The Prime Minister

I have discussed this matter with the TUC. It is in touch with its colleagues in European trade unions in other member States of the Community with a view to examining the measures that could be pressed upon Governments in order to ensure that there is a further welcome drop in unemployment.

Mr. Donald Stewart

Will the Prime Minister keep in mind, to weigh up against the Establishment's support of Mr. Tom Jackson, the speech made by Mr. Joe Gormley, in which he said that British trade unions were in the same trap as trade unions in Communist countries, as they did not have the right of free collective bargaining? Will the right hon. Gentleman assure us that there will not be a phase 4 of wage restraint?

The Prime Minister

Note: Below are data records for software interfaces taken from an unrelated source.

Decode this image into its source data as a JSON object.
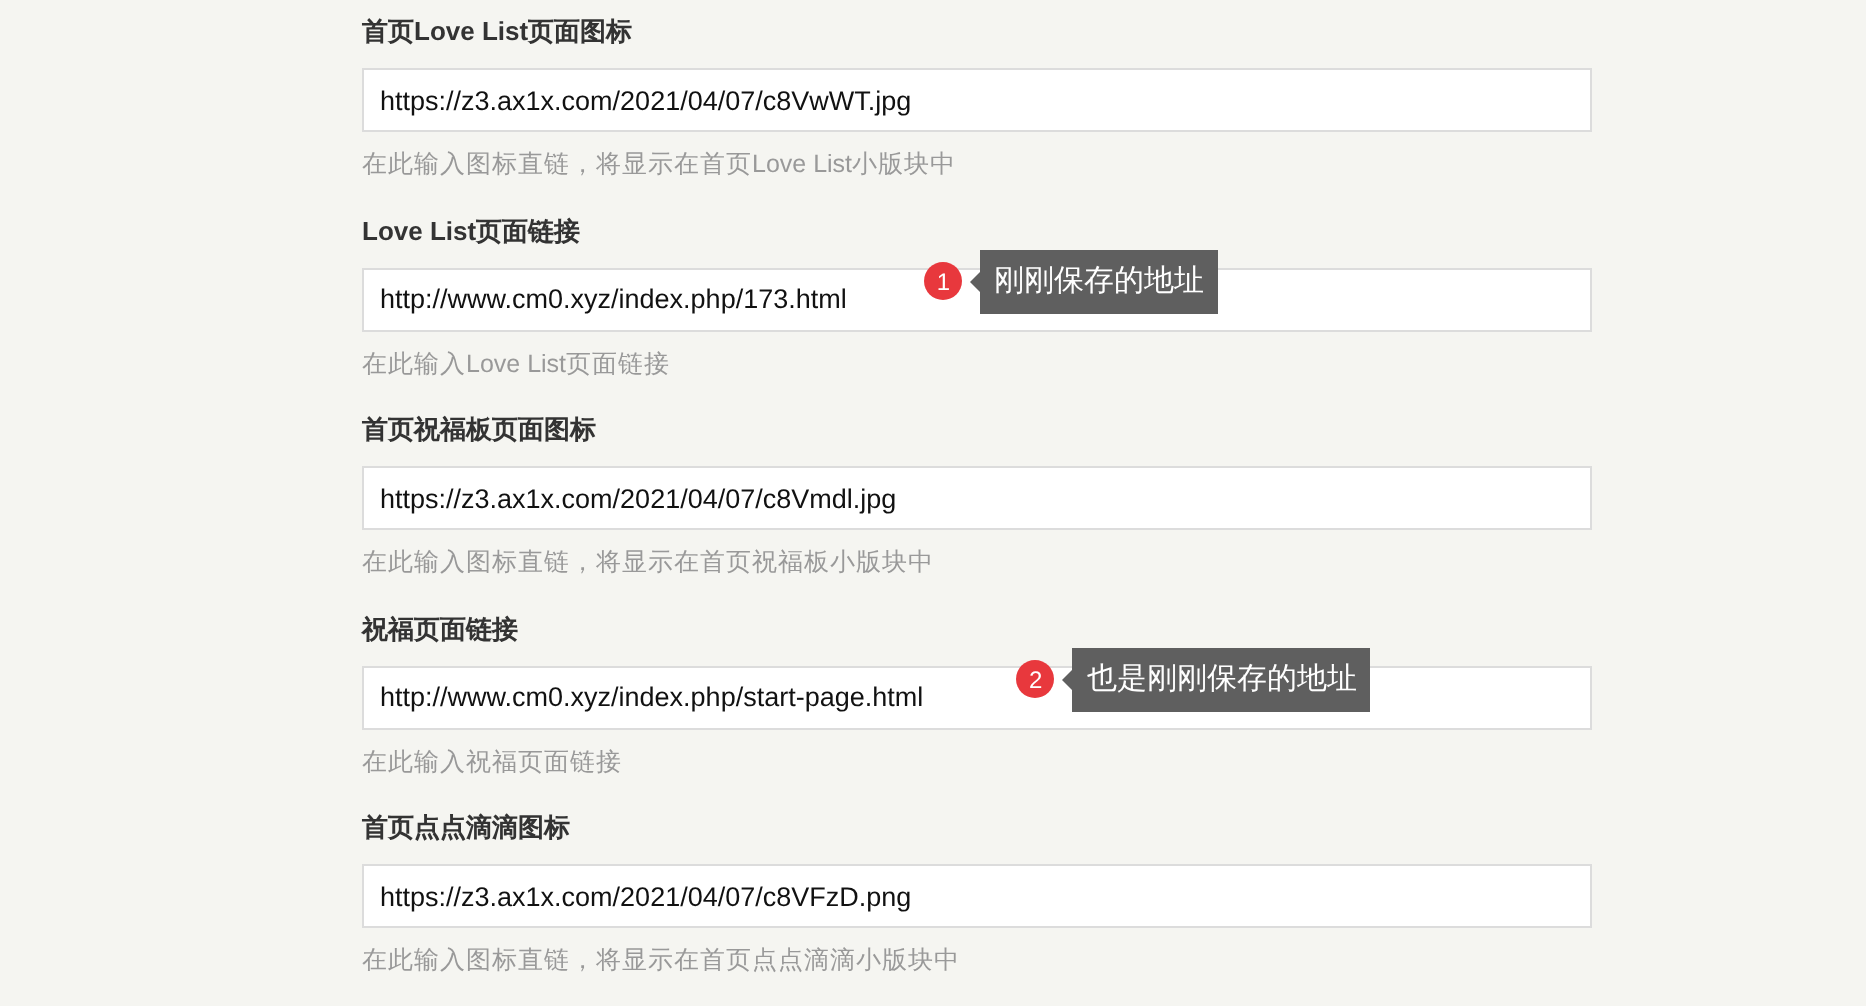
{
  "fields": [
    {
      "label": "首页Love List页面图标",
      "value": "https://z3.ax1x.com/2021/04/07/c8VwWT.jpg",
      "hint": "在此输入图标直链，将显示在首页Love List小版块中"
    },
    {
      "label": "Love List页面链接",
      "value": "http://www.cm0.xyz/index.php/173.html",
      "hint": "在此输入Love List页面链接",
      "annotation": {
        "number": "1",
        "text": "刚刚保存的地址"
      }
    },
    {
      "label": "首页祝福板页面图标",
      "value": "https://z3.ax1x.com/2021/04/07/c8Vmdl.jpg",
      "hint": "在此输入图标直链，将显示在首页祝福板小版块中"
    },
    {
      "label": "祝福页面链接",
      "value": "http://www.cm0.xyz/index.php/start-page.html",
      "hint": "在此输入祝福页面链接",
      "annotation": {
        "number": "2",
        "text": "也是刚刚保存的地址"
      }
    },
    {
      "label": "首页点点滴滴图标",
      "value": "https://z3.ax1x.com/2021/04/07/c8VFzD.png",
      "hint": "在此输入图标直链，将显示在首页点点滴滴小版块中"
    }
  ]
}
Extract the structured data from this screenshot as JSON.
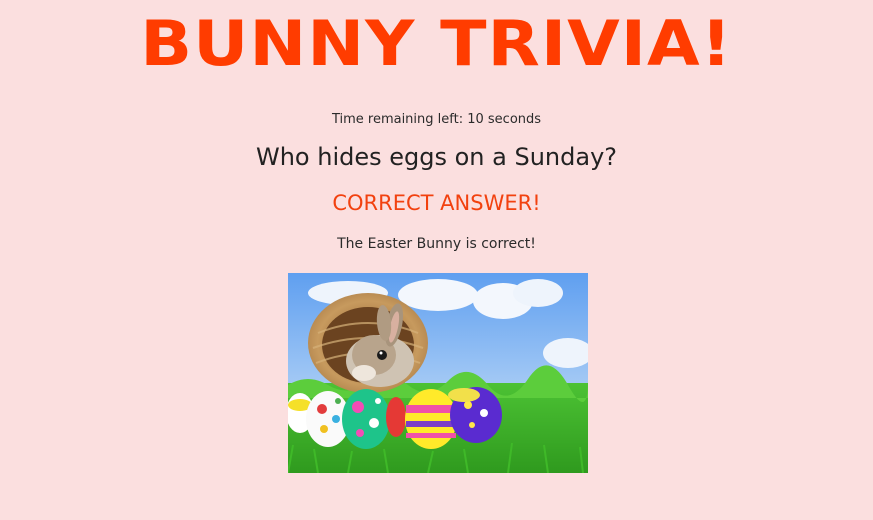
{
  "header": {
    "title": "Bunny Trivia!"
  },
  "timer": {
    "text": "Time remaining left: 10 seconds"
  },
  "question": {
    "text": "Who hides eggs on a Sunday?"
  },
  "result": {
    "text": "CORRECT ANSWER!",
    "color": "#f2410f"
  },
  "explanation": {
    "text": "The Easter Bunny is correct!"
  },
  "image": {
    "subject": "bunny-in-basket-with-easter-eggs"
  },
  "colors": {
    "background": "#fbdfdf",
    "title": "#ff3c00"
  }
}
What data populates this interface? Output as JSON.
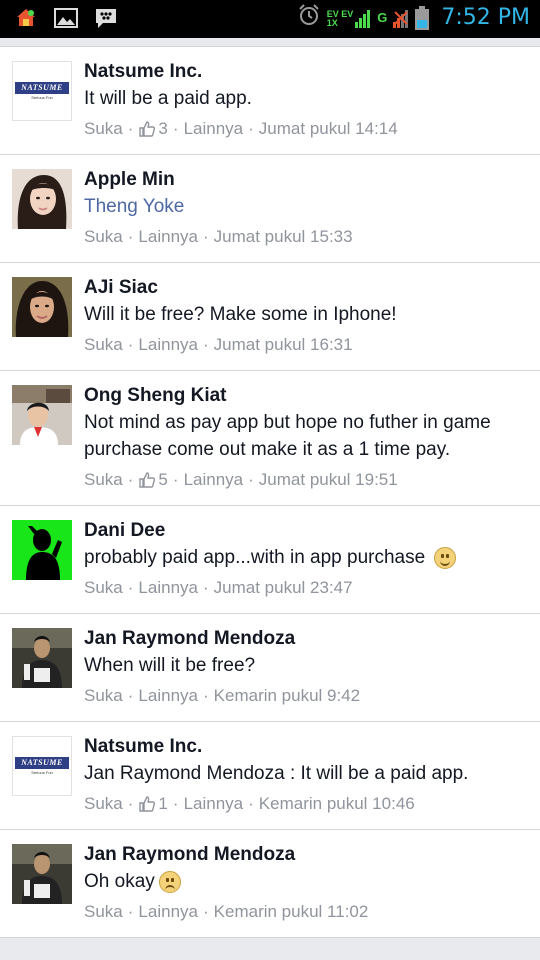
{
  "status_bar": {
    "time": "7:52 PM",
    "network_label": "G",
    "ev_top": "EV EV",
    "ev_bottom": "1X",
    "icons": [
      "home-notification-icon",
      "image-icon",
      "bbm-icon",
      "alarm-icon",
      "signal-icon",
      "battery-icon"
    ]
  },
  "colors": {
    "author": "#141823",
    "link": "#4e69a2",
    "meta": "#90949c",
    "time": "#33b5e5"
  },
  "comments": [
    {
      "author": "Natsume Inc.",
      "text": "It will be a paid app.",
      "like": "Suka",
      "likes": "3",
      "more": "Lainnya",
      "time": "Jumat pukul 14:14",
      "avatar_logo": "NATSUME",
      "avatar_sub": "Serious Fun"
    },
    {
      "author": "Apple Min",
      "text": "Theng Yoke",
      "like": "Suka",
      "more": "Lainnya",
      "time": "Jumat pukul 15:33"
    },
    {
      "author": "AJi Siac",
      "text": "Will it be free? Make some in Iphone!",
      "like": "Suka",
      "more": "Lainnya",
      "time": "Jumat pukul 16:31"
    },
    {
      "author": "Ong Sheng Kiat",
      "text": "Not mind as pay app but hope no futher in game purchase come out make it as a 1 time pay.",
      "like": "Suka",
      "likes": "5",
      "more": "Lainnya",
      "time": "Jumat pukul 19:51"
    },
    {
      "author": "Dani Dee",
      "text": "probably paid app...with in app purchase",
      "like": "Suka",
      "more": "Lainnya",
      "time": "Jumat pukul 23:47"
    },
    {
      "author": "Jan Raymond Mendoza",
      "text": "When will it be free?",
      "like": "Suka",
      "more": "Lainnya",
      "time": "Kemarin pukul 9:42"
    },
    {
      "author": "Natsume Inc.",
      "text": "Jan Raymond Mendoza : It will be a paid app.",
      "like": "Suka",
      "likes": "1",
      "more": "Lainnya",
      "time": "Kemarin pukul 10:46",
      "avatar_logo": "NATSUME",
      "avatar_sub": "Serious Fun"
    },
    {
      "author": "Jan Raymond Mendoza",
      "text": "Oh okay",
      "like": "Suka",
      "more": "Lainnya",
      "time": "Kemarin pukul 11:02"
    }
  ]
}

There are differences of view in the trade union movement about these matters, but it is quite clear that the unions that are more closely associated with the public sector recognise clearly that the sort of situation that we had in the early 1970s is not productive of a permanent improvement in the standard of life of their members. Therefore, it behoves us all to search for better methods of securing a real improvement in the standard of life.

Mr. Noble

May I return to the original Question? During my right hon. Friend's engagements today will he talk to my right hon. Friend the Secretary of State for Trade about the EEC Commission's decision to blow a hole in the Multi-Fibre Arrangement by allowing in additional Portuguese textile goods? Will he give the House an assurance that the Government will stand firm on the issue and maintain the protection for the industry that was announced before Christmas?

The Prime Minister

The Government have taken a firm stand on the Multi-Fibre Arrangement. I am not aware of the point to which my hon. Friend refers but I shall draw it to the attention of my right hon. Friend the Secretary of State for Trade. However, Portugal is in a difficult situation and we should consider seriously any proposals that may come from that country on a number of matters. It has recently emerged from dictatorship, and I should not like to see it thrust back into that position again.

Several Hon. Members


Mr. Speaker

Order. I shall take points of order later.